Australian floods highlight record rainfall
Infrastructure repairs could take years, Queensland officials say
Severe flooding in eastern Australia that forced thousands of people to flee their homes ended one of the wettest years ever recorded.
The second half of 2010 was the rainiest since record-keeping began in 1900, Australia's Bureau of Meteorology reported in its annual climate statement Friday.
Overall, the year was the wettest since 2000 and the third-wettest on record.
Queensland, the northeastern state inundated by Australia's worst flood in decades, has just come out of its rainiest December on record.
Tropical rains began just before Christmas and poured down for days, flooding an area the size of France and Germany combined. The waters destroyed 1,200 homes in 40 communities and damaged 11,000 others, affecting around 200,000 people. Police say 10 people have died in swollen rivers or floodwaters since late November.
The flooding has shut 40 coal mines in Queensland, and damaged crops such as wheat, mangoes and sugar cane. State Premier Anna Blight estimated that the price of rebuilding homes, businesses and infrastructure, coupled with economic losses, could be as high as $5 billion.
From the report
Australia's mean rainfall in 2010 was 690 millimeters, far above the long-term average of 565 millimeters. June was the only month last year with a total rainfall below the long-term average, the Bureau of Meteorology said. However, the rain wasn't shared evenly — Southwest Western Australia had its driest year on record. Tasmania had an average rainfall.
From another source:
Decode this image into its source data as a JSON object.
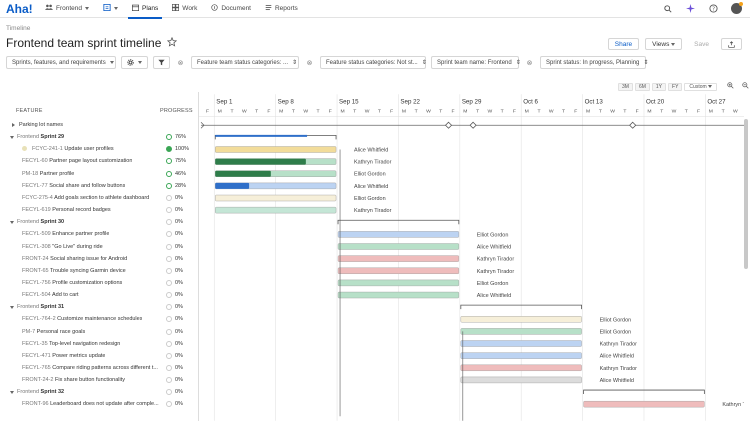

Many Queensland residents returned to their sludge-covered homes Friday as others still waited more than a week after murky brown waters spilled over their riverbanks, forcing about 4,000 from their homes.
Meanwhile, flood waters continued to rise in the town of St. George. However, officials said their peak height will be lower than previously predicted, so 30 fewer homes in the community of 2,500 were at risk.
Heavy rain fell Friday in several areas of the state, and the Bureau of Meteorology said the conditions could continue through the weekend. Officials said the rain was not enough to make the floods worse, but was hampering recovery efforts and could mean it would take longer for the crisis to ease.
With files from The Associated Press